Problem requirements
Give back the material word for word, every line included.
· · · · · · ·
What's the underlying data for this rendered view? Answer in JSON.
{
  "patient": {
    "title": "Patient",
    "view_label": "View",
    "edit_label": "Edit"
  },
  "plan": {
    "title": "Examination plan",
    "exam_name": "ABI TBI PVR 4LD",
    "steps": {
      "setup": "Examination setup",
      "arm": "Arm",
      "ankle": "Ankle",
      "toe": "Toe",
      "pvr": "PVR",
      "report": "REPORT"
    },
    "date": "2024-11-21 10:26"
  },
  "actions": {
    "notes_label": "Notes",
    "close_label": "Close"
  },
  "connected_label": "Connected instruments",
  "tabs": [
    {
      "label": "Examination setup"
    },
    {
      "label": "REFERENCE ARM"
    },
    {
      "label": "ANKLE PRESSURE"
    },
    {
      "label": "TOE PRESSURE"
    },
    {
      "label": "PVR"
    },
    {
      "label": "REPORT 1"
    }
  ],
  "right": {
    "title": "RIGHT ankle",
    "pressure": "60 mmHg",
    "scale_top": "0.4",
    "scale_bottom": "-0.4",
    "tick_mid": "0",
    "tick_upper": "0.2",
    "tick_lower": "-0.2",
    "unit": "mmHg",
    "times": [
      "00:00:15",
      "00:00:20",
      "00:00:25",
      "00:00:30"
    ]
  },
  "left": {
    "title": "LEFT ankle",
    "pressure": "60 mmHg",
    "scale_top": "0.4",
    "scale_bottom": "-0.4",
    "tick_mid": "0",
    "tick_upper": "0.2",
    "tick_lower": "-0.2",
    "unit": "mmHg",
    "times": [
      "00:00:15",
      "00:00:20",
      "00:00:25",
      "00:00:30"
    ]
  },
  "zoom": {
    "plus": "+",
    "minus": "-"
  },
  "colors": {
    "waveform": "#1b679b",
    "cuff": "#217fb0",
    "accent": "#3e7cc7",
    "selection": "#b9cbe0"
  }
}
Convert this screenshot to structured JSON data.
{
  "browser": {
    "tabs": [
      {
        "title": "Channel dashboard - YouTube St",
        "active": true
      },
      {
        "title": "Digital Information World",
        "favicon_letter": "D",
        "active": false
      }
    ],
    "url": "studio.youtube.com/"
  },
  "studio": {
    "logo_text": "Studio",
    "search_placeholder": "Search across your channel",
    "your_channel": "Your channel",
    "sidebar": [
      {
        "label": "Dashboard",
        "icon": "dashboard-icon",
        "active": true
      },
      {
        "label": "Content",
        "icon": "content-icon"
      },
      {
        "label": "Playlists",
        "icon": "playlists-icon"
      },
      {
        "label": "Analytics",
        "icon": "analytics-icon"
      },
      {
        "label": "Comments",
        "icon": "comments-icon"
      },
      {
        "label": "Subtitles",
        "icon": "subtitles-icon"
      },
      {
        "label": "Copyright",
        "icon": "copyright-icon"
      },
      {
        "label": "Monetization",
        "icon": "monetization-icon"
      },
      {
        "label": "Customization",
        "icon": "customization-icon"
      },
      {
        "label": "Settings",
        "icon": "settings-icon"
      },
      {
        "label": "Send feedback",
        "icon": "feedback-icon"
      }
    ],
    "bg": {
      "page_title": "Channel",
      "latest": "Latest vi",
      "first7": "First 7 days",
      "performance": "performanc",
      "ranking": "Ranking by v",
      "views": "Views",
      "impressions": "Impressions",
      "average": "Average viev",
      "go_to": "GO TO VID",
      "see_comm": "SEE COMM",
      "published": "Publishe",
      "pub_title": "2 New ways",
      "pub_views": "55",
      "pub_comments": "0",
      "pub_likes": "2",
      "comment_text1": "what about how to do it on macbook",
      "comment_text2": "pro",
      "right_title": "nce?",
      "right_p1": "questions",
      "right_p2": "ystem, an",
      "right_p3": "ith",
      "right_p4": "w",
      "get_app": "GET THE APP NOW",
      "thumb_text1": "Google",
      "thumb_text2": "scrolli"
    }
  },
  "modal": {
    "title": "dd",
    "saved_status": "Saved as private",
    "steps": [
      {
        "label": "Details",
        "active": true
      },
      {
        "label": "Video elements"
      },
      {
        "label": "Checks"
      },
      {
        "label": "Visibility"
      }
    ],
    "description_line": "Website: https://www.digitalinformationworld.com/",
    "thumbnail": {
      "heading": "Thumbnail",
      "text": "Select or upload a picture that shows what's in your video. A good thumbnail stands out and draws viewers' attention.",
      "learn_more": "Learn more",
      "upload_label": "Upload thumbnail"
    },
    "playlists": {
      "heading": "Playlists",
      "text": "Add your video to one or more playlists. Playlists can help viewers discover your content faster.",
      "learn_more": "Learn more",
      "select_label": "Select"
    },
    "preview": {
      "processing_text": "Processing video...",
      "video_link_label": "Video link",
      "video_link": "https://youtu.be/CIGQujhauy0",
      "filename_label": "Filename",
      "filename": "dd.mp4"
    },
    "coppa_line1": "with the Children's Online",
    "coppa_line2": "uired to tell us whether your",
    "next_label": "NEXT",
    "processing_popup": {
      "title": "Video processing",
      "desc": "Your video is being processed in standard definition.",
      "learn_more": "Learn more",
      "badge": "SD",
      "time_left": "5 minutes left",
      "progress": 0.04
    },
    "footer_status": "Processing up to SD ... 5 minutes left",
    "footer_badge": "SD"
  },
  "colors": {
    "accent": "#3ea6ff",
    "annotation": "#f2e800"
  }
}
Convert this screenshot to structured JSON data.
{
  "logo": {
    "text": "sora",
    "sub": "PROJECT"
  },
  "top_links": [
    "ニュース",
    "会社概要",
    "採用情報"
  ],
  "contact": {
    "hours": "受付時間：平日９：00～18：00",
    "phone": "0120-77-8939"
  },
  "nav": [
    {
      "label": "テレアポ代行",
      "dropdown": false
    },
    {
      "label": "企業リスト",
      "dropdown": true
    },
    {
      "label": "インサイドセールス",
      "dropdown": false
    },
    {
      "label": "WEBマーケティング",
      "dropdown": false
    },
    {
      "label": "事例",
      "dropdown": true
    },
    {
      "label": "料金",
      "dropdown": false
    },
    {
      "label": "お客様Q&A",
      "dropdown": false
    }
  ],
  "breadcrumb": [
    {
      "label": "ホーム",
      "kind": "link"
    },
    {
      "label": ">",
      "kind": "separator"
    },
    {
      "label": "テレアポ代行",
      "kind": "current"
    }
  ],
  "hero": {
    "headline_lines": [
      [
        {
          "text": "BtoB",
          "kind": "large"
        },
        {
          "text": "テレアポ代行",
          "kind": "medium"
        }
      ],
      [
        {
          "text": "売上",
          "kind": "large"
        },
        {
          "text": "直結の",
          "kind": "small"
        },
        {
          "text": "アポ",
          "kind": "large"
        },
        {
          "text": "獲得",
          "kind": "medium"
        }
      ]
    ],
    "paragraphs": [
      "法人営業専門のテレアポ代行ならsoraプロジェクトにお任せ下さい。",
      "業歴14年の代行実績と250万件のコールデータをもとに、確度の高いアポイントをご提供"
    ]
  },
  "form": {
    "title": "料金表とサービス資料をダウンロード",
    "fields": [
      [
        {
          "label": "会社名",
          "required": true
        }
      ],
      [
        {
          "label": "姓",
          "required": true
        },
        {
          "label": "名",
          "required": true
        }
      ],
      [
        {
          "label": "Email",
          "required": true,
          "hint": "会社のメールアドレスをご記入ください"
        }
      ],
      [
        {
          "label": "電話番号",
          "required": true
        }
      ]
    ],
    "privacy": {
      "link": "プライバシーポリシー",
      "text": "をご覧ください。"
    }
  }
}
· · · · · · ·
Response for this exercise
What's the underlying data for this rendered view? Answer in JSON.
{
  "patient": {
    "title": "Patient",
    "view_label": "View",
    "edit_label": "Edit"
  },
  "plan": {
    "title": "Examination plan",
    "exam_name": "ABI TBI PVR 4LD",
    "steps": {
      "setup": "Examination setup",
      "arm": "Arm",
      "ankle": "Ankle",
      "toe": "Toe",
      "pvr": "PVR",
      "report": "REPORT"
    },
    "date": "2024-11-21 10:26"
  },
  "actions": {
    "notes_label": "Notes",
    "close_label": "Close"
  },
  "connected_label": "Connected instruments",
  "tabs": [
    {
      "label": "Examination setup"
    },
    {
      "label": "REFERENCE ARM"
    },
    {
      "label": "ANKLE PRESSURE"
    },
    {
      "label": "TOE PRESSURE"
    },
    {
      "label": "PVR"
    },
    {
      "label": "REPORT 1"
    }
  ],
  "right": {
    "title": "RIGHT ankle",
    "pressure": "60 mmHg",
    "scale_top": "0.4",
    "scale_bottom": "-0.4",
    "tick_mid": "0",
    "tick_upper": "0.2",
    "tick_lower": "-0.2",
    "unit": "mmHg",
    "times": [
      "00:00:15",
      "00:00:20",
      "00:00:25",
      "00:00:30"
    ]
  },
  "left": {
    "title": "LEFT ankle",
    "pressure": "60 mmHg",
    "scale_top": "0.4",
    "scale_bottom": "-0.4",
    "tick_mid": "0",
    "tick_upper": "0.2",
    "tick_lower": "-0.2",
    "unit": "mmHg",
    "times": [
      "00:00:15",
      "00:00:20",
      "00:00:25",
      "00:00:30"
    ]
  },
  "zoom": {
    "plus": "+",
    "minus": "-"
  },
  "colors": {
    "waveform": "#1b679b",
    "cuff": "#217fb0",
    "accent": "#3e7cc7",
    "selection": "#b9cbe0"
  }
}
Convert this screenshot to structured JSON data.
{
  "browser": {
    "tabs": [
      {
        "title": "Channel dashboard - YouTube St",
        "active": true
      },
      {
        "title": "Digital Information World",
        "favicon_letter": "D",
        "active": false
      }
    ],
    "url": "studio.youtube.com/"
  },
  "studio": {
    "logo_text": "Studio",
    "search_placeholder": "Search across your channel",
    "your_channel": "Your channel",
    "sidebar": [
      {
        "label": "Dashboard",
        "icon": "dashboard-icon",
        "active": true
      },
      {
        "label": "Content",
        "icon": "content-icon"
      },
      {
        "label": "Playlists",
        "icon": "playlists-icon"
      },
      {
        "label": "Analytics",
        "icon": "analytics-icon"
      },
      {
        "label": "Comments",
        "icon": "comments-icon"
      },
      {
        "label": "Subtitles",
        "icon": "subtitles-icon"
      },
      {
        "label": "Copyright",
        "icon": "copyright-icon"
      },
      {
        "label": "Monetization",
        "icon": "monetization-icon"
      },
      {
        "label": "Customization",
        "icon": "customization-icon"
      },
      {
        "label": "Settings",
        "icon": "settings-icon"
      },
      {
        "label": "Send feedback",
        "icon": "feedback-icon"
      }
    ],
    "bg": {
      "page_title": "Channel",
      "latest": "Latest vi",
      "first7": "First 7 days",
      "performance": "performanc",
      "ranking": "Ranking by v",
      "views": "Views",
      "impressions": "Impressions",
      "average": "Average viev",
      "go_to": "GO TO VID",
      "see_comm": "SEE COMM",
      "published": "Publishe",
      "pub_title": "2 New ways",
      "pub_views": "55",
      "pub_comments": "0",
      "pub_likes": "2",
      "comment_text1": "what about how to do it on macbook",
      "comment_text2": "pro",
      "right_title": "nce?",
      "right_p1": "questions",
      "right_p2": "ystem, an",
      "right_p3": "ith",
      "right_p4": "w",
      "get_app": "GET THE APP NOW",
      "thumb_text1": "Google",
      "thumb_text2": "scrolli"
    }
  },
  "modal": {
    "title": "dd",
    "saved_status": "Saved as private",
    "steps": [
      {
        "label": "Details",
        "active": true
      },
      {
        "label": "Video elements"
      },
      {
        "label": "Checks"
      },
      {
        "label": "Visibility"
      }
    ],
    "description_line": "Website: https://www.digitalinformationworld.com/",
    "thumbnail": {
      "heading": "Thumbnail",
      "text": "Select or upload a picture that shows what's in your video. A good thumbnail stands out and draws viewers' attention.",
      "learn_more": "Learn more",
      "upload_label": "Upload thumbnail"
    },
    "playlists": {
      "heading": "Playlists",
      "text": "Add your video to one or more playlists. Playlists can help viewers discover your content faster.",
      "learn_more": "Learn more",
      "select_label": "Select"
    },
    "preview": {
      "processing_text": "Processing video...",
      "video_link_label": "Video link",
      "video_link": "https://youtu.be/CIGQujhauy0",
      "filename_label": "Filename",
      "filename": "dd.mp4"
    },
    "coppa_line1": "with the Children's Online",
    "coppa_line2": "uired to tell us whether your",
    "next_label": "NEXT",
    "processing_popup": {
      "title": "Video processing",
      "desc": "Your video is being processed in standard definition.",
      "learn_more": "Learn more",
      "badge": "SD",
      "time_left": "5 minutes left",
      "progress": 0.04
    },
    "footer_status": "Processing up to SD ... 5 minutes left",
    "footer_badge": "SD"
  },
  "colors": {
    "accent": "#3ea6ff",
    "annotation": "#f2e800"
  }
}
Convert this screenshot to structured JSON data.
{
  "logo": {
    "text": "sora",
    "sub": "PROJECT"
  },
  "top_links": [
    "ニュース",
    "会社概要",
    "採用情報"
  ],
  "contact": {
    "hours": "受付時間：平日９：00～18：00",
    "phone": "0120-77-8939"
  },
  "nav": [
    {
      "label": "テレアポ代行",
      "dropdown": false
    },
    {
      "label": "企業リスト",
      "dropdown": true
    },
    {
      "label": "インサイドセールス",
      "dropdown": false
    },
    {
      "label": "WEBマーケティング",
      "dropdown": false
    },
    {
      "label": "事例",
      "dropdown": true
    },
    {
      "label": "料金",
      "dropdown": false
    },
    {
      "label": "お客様Q&A",
      "dropdown": false
    }
  ],
  "breadcrumb": [
    {
      "label": "ホーム",
      "kind": "link"
    },
    {
      "label": ">",
      "kind": "separator"
    },
    {
      "label": "テレアポ代行",
      "kind": "current"
    }
  ],
  "hero": {
    "headline_lines": [
      [
        {
          "text": "BtoB",
          "kind": "large"
        },
        {
          "text": "テレアポ代行",
          "kind": "medium"
        }
      ],
      [
        {
          "text": "売上",
          "kind": "large"
        },
        {
          "text": "直結の",
          "kind": "small"
        },
        {
          "text": "アポ",
          "kind": "large"
        },
        {
          "text": "獲得",
          "kind": "medium"
        }
      ]
    ],
    "paragraphs": [
      "法人営業専門のテレアポ代行ならsoraプロジェクトにお任せ下さい。",
      "業歴14年の代行実績と250万件のコールデータをもとに、確度の高いアポイントをご提供"
    ]
  },
  "form": {
    "title": "料金表とサービス資料をダウンロード",
    "fields": [
      [
        {
          "label": "会社名",
          "required": true
        }
      ],
      [
        {
          "label": "姓",
          "required": true
        },
        {
          "label": "名",
          "required": true
        }
      ],
      [
        {
          "label": "Email",
          "required": true,
          "hint": "会社のメールアドレスをご記入ください"
        }
      ],
      [
        {
          "label": "電話番号",
          "required": true
        }
      ]
    ],
    "privacy": {
      "link": "プライバシーポリシー",
      "text": "をご覧ください。"
    }
  }
}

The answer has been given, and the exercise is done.